* [SUPPLIED MATERIAL]:
────

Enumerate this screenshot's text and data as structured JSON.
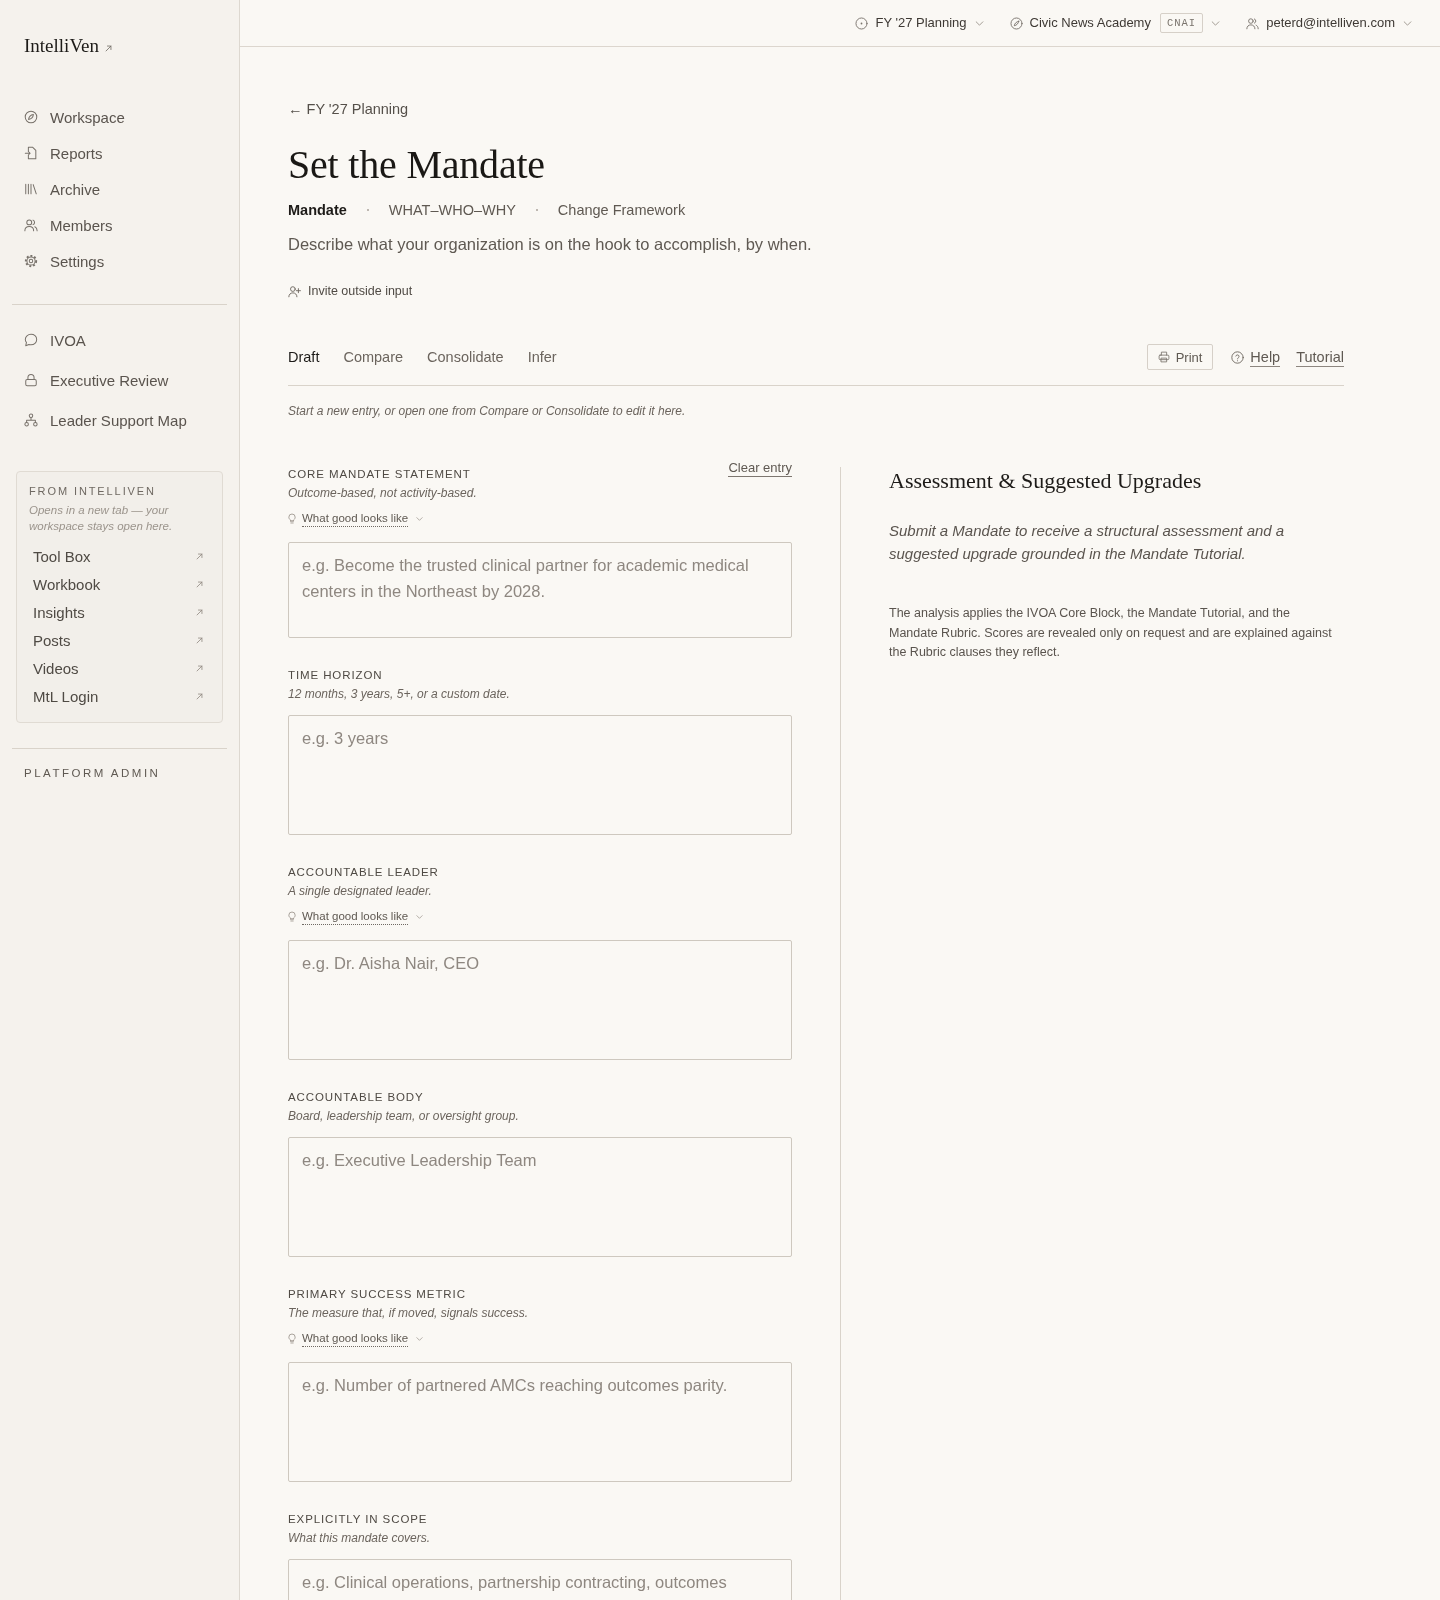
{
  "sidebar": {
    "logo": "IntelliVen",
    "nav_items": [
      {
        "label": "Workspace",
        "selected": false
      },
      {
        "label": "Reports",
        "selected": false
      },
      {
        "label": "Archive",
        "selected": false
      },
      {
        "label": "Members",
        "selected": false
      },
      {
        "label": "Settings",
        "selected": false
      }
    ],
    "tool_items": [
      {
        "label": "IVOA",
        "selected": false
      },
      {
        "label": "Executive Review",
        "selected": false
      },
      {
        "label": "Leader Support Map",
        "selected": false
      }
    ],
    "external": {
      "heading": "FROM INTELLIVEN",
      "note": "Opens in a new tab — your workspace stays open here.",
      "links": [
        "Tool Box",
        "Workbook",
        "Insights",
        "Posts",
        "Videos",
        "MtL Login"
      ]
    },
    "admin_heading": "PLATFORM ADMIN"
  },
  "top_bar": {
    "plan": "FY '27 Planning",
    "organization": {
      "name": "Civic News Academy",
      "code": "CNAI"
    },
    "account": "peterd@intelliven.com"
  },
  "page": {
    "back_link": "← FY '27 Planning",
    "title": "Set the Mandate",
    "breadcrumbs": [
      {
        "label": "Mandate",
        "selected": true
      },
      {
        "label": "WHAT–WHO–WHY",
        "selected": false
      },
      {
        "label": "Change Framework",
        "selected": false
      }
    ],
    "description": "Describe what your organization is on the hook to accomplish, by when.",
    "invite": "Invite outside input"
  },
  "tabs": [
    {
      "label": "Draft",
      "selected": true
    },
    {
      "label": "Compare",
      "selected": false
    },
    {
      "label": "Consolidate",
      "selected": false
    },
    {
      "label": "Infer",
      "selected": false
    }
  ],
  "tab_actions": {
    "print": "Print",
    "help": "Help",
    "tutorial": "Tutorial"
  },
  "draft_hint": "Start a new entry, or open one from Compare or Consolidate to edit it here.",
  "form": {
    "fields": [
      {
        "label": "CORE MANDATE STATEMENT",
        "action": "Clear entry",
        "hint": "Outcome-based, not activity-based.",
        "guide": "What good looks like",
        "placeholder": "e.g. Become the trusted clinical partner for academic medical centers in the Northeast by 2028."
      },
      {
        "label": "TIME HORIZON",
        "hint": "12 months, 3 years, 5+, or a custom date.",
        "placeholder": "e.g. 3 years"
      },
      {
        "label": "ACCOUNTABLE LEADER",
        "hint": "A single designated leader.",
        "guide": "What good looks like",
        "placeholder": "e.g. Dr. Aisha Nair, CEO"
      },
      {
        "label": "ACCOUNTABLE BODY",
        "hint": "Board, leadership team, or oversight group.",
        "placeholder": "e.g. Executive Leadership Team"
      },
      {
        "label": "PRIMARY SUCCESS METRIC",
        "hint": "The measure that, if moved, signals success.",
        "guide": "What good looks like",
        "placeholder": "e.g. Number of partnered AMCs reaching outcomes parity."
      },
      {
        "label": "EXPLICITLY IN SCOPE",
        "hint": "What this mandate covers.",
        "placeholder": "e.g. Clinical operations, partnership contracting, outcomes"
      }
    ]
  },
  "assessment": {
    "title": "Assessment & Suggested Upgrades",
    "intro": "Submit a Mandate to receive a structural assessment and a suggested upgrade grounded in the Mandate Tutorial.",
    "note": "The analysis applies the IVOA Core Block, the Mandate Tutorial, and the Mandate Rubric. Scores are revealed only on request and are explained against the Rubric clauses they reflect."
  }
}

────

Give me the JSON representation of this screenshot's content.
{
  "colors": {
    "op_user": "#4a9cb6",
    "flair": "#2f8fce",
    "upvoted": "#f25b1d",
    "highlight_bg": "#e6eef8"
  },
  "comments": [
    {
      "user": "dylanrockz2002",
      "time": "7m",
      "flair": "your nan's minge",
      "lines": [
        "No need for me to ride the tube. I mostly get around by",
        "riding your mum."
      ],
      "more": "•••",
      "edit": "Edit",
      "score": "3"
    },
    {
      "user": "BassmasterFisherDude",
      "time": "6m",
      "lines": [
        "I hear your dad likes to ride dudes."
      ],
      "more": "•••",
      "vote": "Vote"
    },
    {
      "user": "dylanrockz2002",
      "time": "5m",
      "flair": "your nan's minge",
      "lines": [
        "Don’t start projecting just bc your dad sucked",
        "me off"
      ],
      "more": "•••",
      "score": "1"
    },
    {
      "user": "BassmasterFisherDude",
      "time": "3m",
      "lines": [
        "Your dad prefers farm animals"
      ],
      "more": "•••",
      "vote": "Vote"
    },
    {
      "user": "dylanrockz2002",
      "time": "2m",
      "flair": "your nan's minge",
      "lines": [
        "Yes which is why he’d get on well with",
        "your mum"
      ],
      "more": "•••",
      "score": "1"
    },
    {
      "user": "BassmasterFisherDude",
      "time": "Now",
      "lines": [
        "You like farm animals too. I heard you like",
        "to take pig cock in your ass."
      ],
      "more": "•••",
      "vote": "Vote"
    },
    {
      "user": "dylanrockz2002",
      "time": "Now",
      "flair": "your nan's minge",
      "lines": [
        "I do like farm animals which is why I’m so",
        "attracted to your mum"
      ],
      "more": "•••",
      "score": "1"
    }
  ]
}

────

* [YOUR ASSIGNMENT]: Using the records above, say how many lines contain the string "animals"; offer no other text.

* [ANSWER]: 3